● Task item
Copy all of the data below exactly as it is given.

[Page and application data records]
· · ·

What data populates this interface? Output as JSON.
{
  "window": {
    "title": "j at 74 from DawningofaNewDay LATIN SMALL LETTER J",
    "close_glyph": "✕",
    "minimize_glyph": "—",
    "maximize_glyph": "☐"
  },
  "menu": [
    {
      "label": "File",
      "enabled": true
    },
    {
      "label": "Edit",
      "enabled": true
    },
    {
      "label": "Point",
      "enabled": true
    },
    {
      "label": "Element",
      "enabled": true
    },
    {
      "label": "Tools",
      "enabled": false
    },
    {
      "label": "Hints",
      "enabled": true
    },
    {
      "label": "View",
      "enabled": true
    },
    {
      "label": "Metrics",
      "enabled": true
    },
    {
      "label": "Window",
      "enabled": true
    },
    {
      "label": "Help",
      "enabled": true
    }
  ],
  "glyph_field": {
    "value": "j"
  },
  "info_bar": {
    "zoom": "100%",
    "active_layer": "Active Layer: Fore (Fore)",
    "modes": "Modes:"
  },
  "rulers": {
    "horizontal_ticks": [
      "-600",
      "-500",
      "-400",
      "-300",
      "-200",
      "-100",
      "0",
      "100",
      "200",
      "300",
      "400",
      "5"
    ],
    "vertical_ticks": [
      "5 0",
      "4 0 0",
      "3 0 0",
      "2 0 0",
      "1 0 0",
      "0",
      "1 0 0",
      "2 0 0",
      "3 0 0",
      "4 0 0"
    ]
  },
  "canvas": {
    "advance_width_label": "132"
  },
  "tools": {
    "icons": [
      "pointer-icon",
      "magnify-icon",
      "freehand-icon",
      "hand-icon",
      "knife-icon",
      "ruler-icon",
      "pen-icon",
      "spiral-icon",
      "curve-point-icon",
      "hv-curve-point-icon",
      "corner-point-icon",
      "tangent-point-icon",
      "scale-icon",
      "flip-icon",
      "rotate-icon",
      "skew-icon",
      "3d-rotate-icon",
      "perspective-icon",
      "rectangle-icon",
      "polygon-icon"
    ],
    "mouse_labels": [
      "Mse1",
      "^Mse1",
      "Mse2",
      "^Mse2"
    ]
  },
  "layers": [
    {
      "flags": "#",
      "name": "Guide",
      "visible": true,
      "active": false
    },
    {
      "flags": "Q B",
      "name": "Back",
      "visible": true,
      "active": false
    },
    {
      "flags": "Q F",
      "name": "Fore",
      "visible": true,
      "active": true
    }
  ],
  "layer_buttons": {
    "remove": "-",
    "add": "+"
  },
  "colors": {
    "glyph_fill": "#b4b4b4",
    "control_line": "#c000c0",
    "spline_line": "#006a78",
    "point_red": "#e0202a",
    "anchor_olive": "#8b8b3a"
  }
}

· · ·

● Worked solution
What data populates this interface? Output as JSON.
{
  "window": {
    "title": "j at 74 from DawningofaNewDay LATIN SMALL LETTER J",
    "close_glyph": "✕",
    "minimize_glyph": "—",
    "maximize_glyph": "☐"
  },
  "menu": [
    {
      "label": "File",
      "enabled": true
    },
    {
      "label": "Edit",
      "enabled": true
    },
    {
      "label": "Point",
      "enabled": true
    },
    {
      "label": "Element",
      "enabled": true
    },
    {
      "label": "Tools",
      "enabled": false
    },
    {
      "label": "Hints",
      "enabled": true
    },
    {
      "label": "View",
      "enabled": true
    },
    {
      "label": "Metrics",
      "enabled": true
    },
    {
      "label": "Window",
      "enabled": true
    },
    {
      "label": "Help",
      "enabled": true
    }
  ],
  "glyph_field": {
    "value": "j"
  },
  "info_bar": {
    "zoom": "100%",
    "active_layer": "Active Layer: Fore (Fore)",
    "modes": "Modes:"
  },
  "rulers": {
    "horizontal_ticks": [
      "-600",
      "-500",
      "-400",
      "-300",
      "-200",
      "-100",
      "0",
      "100",
      "200",
      "300",
      "400",
      "5"
    ],
    "vertical_ticks": [
      "5 0",
      "4 0 0",
      "3 0 0",
      "2 0 0",
      "1 0 0",
      "0",
      "1 0 0",
      "2 0 0",
      "3 0 0",
      "4 0 0"
    ]
  },
  "canvas": {
    "advance_width_label": "132"
  },
  "tools": {
    "icons": [
      "pointer-icon",
      "magnify-icon",
      "freehand-icon",
      "hand-icon",
      "knife-icon",
      "ruler-icon",
      "pen-icon",
      "spiral-icon",
      "curve-point-icon",
      "hv-curve-point-icon",
      "corner-point-icon",
      "tangent-point-icon",
      "scale-icon",
      "flip-icon",
      "rotate-icon",
      "skew-icon",
      "3d-rotate-icon",
      "perspective-icon",
      "rectangle-icon",
      "polygon-icon"
    ],
    "mouse_labels": [
      "Mse1",
      "^Mse1",
      "Mse2",
      "^Mse2"
    ]
  },
  "layers": [
    {
      "flags": "#",
      "name": "Guide",
      "visible": true,
      "active": false
    },
    {
      "flags": "Q B",
      "name": "Back",
      "visible": true,
      "active": false
    },
    {
      "flags": "Q F",
      "name": "Fore",
      "visible": true,
      "active": true
    }
  ],
  "layer_buttons": {
    "remove": "-",
    "add": "+"
  },
  "colors": {
    "glyph_fill": "#b4b4b4",
    "control_line": "#c000c0",
    "spline_line": "#006a78",
    "point_red": "#e0202a",
    "anchor_olive": "#8b8b3a"
  }
}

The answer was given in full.